# PROBLEM:
If a line in the records contains the string "time", show that line.

Items from a data source
|---|

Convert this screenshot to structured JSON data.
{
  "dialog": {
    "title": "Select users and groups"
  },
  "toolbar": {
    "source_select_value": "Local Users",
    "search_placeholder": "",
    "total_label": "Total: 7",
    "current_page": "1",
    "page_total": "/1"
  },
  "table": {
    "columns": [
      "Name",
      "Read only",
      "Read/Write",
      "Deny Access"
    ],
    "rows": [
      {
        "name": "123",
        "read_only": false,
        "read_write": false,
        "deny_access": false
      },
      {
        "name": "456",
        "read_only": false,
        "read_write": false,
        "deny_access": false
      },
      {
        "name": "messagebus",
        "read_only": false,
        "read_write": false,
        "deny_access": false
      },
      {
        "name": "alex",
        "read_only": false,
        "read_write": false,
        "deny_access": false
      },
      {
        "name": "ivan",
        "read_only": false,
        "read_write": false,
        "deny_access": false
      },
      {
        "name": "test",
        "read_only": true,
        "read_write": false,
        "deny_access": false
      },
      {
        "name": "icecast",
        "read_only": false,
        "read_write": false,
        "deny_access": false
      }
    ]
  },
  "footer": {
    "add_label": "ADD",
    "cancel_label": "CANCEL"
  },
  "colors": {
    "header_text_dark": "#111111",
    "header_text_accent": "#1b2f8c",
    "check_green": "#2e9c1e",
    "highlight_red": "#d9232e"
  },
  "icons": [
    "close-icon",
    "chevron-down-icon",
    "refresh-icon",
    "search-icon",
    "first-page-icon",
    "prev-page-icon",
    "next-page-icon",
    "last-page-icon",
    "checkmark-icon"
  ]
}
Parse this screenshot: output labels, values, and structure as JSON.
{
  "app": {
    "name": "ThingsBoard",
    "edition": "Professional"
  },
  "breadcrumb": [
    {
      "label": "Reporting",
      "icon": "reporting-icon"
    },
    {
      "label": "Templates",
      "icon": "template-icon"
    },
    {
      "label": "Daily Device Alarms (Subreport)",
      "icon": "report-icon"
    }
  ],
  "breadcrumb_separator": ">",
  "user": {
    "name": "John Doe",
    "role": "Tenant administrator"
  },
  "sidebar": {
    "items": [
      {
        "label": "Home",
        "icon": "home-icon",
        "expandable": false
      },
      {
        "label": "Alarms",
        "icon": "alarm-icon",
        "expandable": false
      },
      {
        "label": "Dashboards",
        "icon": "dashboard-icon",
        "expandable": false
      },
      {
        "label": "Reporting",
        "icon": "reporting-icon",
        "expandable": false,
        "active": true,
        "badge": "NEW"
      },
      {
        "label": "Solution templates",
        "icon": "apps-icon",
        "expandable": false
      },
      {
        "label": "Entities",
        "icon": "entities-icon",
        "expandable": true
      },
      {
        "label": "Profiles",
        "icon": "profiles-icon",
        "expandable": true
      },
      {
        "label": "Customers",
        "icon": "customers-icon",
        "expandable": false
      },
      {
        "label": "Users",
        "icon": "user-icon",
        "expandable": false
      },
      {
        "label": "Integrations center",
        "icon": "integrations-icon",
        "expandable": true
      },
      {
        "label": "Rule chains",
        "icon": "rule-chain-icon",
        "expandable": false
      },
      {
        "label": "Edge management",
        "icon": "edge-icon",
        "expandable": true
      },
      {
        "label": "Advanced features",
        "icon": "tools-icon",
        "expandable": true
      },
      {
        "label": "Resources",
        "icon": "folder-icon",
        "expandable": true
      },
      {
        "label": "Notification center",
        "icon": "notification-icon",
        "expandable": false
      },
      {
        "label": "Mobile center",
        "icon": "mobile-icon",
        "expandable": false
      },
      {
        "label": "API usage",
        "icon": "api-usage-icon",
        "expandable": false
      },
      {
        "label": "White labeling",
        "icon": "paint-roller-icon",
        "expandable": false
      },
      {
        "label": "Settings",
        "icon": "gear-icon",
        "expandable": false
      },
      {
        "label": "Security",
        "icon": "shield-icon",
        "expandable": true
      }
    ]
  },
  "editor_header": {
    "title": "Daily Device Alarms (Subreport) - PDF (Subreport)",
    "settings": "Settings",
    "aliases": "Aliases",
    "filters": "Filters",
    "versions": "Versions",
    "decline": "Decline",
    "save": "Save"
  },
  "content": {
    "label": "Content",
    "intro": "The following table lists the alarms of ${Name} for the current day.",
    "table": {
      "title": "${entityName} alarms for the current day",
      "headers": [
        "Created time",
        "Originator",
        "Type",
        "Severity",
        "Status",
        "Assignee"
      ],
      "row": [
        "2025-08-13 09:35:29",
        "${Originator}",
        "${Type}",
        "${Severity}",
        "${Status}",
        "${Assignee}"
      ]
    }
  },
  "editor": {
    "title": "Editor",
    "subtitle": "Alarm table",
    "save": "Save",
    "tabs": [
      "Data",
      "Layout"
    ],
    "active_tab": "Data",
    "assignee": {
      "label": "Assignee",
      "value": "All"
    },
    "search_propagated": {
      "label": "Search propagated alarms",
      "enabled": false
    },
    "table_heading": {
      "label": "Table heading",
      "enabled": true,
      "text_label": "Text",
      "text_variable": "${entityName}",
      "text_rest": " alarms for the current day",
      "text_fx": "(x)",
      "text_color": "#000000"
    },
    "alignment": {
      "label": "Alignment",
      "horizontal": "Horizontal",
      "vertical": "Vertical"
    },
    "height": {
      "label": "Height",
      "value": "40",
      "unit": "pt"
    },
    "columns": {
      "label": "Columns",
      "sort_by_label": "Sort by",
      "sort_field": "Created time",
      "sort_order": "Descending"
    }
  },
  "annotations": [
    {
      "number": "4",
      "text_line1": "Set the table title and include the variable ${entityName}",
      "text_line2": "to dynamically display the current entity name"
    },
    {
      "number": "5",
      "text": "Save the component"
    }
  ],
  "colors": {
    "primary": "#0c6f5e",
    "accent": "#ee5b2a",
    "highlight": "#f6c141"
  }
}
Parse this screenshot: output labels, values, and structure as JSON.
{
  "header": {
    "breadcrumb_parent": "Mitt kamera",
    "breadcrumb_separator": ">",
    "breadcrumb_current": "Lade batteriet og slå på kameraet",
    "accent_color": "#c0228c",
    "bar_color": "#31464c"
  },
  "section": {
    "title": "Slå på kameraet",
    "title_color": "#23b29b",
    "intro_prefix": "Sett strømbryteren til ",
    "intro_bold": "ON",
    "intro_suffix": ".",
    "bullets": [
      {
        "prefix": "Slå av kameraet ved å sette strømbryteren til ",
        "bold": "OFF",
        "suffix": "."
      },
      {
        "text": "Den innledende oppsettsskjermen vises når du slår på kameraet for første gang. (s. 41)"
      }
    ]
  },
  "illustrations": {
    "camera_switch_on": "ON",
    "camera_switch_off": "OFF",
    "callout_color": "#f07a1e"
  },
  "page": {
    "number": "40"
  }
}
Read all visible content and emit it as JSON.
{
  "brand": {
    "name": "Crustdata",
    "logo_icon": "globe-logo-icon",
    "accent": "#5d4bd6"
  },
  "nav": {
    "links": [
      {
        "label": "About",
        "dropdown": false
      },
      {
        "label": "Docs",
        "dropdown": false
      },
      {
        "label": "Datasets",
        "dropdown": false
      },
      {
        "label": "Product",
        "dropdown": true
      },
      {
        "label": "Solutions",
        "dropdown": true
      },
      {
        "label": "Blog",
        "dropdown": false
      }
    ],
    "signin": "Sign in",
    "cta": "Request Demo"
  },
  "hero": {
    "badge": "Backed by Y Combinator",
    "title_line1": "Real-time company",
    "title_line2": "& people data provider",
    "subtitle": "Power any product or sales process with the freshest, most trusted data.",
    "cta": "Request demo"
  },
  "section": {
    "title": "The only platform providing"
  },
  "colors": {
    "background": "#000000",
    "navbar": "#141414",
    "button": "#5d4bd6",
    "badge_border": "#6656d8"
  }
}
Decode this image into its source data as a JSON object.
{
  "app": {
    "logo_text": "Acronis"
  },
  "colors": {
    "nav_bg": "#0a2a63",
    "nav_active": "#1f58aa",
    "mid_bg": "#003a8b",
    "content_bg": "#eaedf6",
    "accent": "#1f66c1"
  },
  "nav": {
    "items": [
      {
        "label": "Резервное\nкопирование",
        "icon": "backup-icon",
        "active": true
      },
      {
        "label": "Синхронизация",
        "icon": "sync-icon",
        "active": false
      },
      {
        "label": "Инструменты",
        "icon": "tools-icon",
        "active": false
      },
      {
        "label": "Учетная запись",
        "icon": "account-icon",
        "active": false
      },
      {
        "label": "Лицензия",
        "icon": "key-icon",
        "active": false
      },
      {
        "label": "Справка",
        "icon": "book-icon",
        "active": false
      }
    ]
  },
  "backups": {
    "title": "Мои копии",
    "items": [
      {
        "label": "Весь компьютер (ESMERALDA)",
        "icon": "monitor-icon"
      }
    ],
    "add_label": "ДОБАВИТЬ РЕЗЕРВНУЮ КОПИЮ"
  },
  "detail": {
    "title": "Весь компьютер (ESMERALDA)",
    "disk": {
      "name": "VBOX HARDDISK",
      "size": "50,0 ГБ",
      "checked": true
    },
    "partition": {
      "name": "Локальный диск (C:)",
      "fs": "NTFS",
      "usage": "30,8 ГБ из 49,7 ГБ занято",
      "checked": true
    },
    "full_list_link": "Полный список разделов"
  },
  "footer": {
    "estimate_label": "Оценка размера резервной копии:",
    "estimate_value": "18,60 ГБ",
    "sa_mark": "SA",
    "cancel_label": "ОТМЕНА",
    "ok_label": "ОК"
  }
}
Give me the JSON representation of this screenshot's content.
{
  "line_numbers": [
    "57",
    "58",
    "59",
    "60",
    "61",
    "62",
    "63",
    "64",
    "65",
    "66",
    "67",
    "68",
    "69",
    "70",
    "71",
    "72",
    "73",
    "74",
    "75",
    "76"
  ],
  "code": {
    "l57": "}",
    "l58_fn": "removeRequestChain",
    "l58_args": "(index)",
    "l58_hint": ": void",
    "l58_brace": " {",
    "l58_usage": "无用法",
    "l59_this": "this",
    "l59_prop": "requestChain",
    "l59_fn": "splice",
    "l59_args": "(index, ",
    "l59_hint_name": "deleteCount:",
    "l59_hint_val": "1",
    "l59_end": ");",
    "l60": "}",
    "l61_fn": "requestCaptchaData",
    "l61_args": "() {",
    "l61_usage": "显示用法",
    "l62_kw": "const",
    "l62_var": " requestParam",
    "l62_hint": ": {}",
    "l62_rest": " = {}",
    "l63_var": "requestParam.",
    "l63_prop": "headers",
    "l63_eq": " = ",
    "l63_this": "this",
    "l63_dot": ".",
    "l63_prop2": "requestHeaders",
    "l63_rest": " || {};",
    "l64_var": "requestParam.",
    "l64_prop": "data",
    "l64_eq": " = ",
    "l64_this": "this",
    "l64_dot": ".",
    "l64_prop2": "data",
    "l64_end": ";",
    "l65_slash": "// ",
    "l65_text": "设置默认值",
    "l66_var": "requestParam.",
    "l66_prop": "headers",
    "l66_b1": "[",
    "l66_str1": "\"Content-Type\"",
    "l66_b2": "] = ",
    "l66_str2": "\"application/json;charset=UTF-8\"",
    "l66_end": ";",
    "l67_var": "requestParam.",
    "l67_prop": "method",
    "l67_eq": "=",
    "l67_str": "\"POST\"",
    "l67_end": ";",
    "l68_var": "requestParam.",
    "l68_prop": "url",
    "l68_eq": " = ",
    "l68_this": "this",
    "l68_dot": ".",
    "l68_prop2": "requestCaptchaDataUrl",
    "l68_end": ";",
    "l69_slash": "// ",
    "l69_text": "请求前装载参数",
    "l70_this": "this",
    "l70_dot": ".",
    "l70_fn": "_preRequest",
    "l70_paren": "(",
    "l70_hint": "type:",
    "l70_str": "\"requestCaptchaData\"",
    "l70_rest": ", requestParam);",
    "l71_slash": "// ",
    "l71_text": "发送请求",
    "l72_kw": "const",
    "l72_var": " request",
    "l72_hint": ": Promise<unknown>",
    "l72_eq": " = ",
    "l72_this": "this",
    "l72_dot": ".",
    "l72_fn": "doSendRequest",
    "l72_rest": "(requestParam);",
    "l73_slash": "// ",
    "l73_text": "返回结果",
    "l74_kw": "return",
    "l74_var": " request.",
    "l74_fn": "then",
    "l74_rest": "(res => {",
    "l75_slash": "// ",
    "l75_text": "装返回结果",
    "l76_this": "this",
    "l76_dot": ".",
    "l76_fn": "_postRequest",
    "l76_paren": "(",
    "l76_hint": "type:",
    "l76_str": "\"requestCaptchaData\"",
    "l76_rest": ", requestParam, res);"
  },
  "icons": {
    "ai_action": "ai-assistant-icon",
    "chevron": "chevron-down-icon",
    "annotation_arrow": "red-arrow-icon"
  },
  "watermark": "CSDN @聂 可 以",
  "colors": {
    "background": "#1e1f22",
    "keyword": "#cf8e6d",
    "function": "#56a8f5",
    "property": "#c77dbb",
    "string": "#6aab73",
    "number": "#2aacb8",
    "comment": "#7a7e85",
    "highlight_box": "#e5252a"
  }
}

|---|

# EXPECTED OUTPUT:
        "Created time",
      "sort_field": "Created time",
    "title_line1": "Real-time company",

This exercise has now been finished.